Unconditional Boredom in Carlos Reygadas’ Silent Light (2007) December 2, 2008Posted by Richard Bolisay in Mexican, Spanish Filmfest.
Mexican Title: Luz Silenciosa
Written and directed by Carlos Reygadas
Cast: Cornelio Wall, Maria Pankratz, Miriam Toews
This is your typical walkout film, its peculiar heaviness on the surface is reminiscent of Martin’s Now Showing, whose credit will be more attributed to experience than to its cinematic values, or conversely, as personal observation remains the most reliable source of argument, its torturous notoriety is enough to give someone an idea of the other side of cinema, that entertainment is relative, pain is a reward of art, and bemusement is the supreme modern criterion of Western appreciation. That I had forty winks and slept on writing this until now may be intentional on Reygadas’ part, a stroboscopic trick he sets up between the film’s bookends, from sunrise to sunset, what could be more representative of mankind’s vulnerability than its inferiority to time. Imagine an aged traveler who goes back to his homeland, he knows the way home but, in an unfounded quirk of chance, decides to walk a different path, owe it to experience for his tendency to digress, and after a week he has reached his destination, his house that commiserates with his tired mind and body, experience has told him that he is still a competent man, after all he has found home paving a path of his own, time is both god and evil, and now what can magnify his success even more than the idea of making it, despite everything, time throwing all the lonely traveler’s inhibitions away, like Silent Light, which makes more sense to me as an overly prolonged short film than a complete feature, and without sounding too pragmatic since we are well aware that it will lead to that, the saintly yet casual resurrection, it feels tiring, far from rewarding in the end, to discover that we have been led to a longer way than we expected, that we can get there without the nerves in our muscles closing up.
It slackens from the scrupulous attention given to its shots; it seems to be more obsessed with daydreaming than confronting the divinity of its subject.
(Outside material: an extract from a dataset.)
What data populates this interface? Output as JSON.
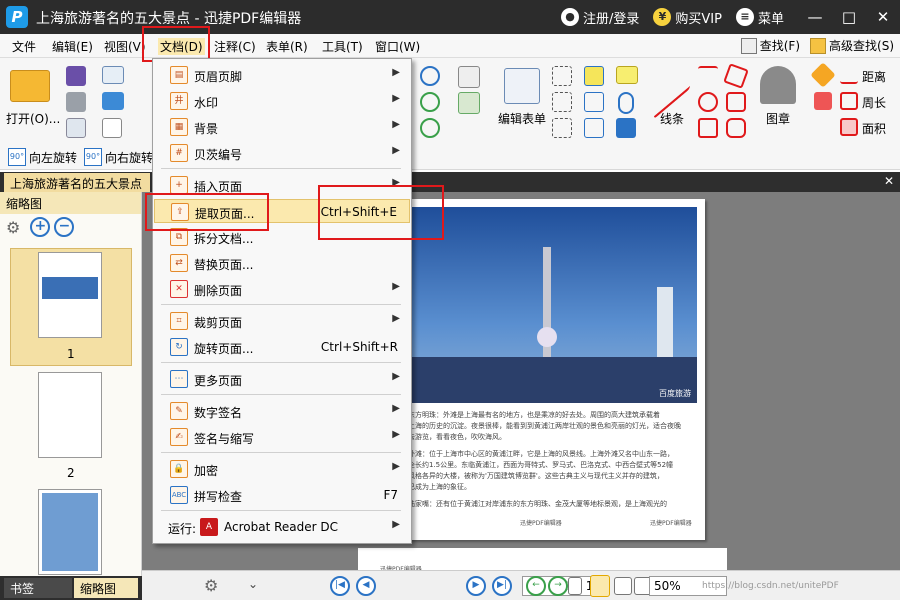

If it has meant to pay homage to Dreyer then I may have received the wrong message, other than the pain of waiting for the scene to finish and get over it, what keeps me on straining my eyelids is the quenching thought of getting more sleep at home now that it had me drooping for more than two hours, I am less sober as if I just downed a vodka, but again it can always be intentional, my medulla oblongata playing tricks on me, my feelings betraying me, sending yawn signals when I should be paying more attention. That is why among past, present, and future, I am more inclined to favor the present – – the past and the future can deceive me – – but the present can never escape its dishonesty, only when it turns into the past I shall lose my power over it.
There is this dialogue in F. Sionil José’s Sherds between a disciple and a master, when Guia accidentally breaks her teacher’s celadon bowl and apologizes to him, then discovers, in his assured way of suggesting to her not to worry profusely, that it is a fake antique piece. She asks how he can be sure that a particular plate is genuine. He answers, by way of sharing a timeless joke, that before there was this collector who had purchased a very costly porcelain plate and he wanted to know whether it was genuine or not so he consulted an expert, an old man who said to him, “It is really very difficult to tell. You just have to trust your instincts and the man from whom you got it.” The collector refused to hold his defenses back. The connoisseur wittingly retorted, “Drop it. The sound will tell you whether it is genuine or not. . .” That death is an assurance, the ultimate test of everything, is an existential burden only reserved to humans; elephants and kangaroos never bother themselves in knowing. Silent Light belongs to the cinema of the brain-dead, the comatose, the paralyzed, the vegetative state, whatever you call it, but it also puts forth the notion that there is dearth in death, dying is an incomplete regency, putting more emphasis on the lucid difference between blank and empty, our final discernment in life, shown to us in intolerable spiritual pomposity.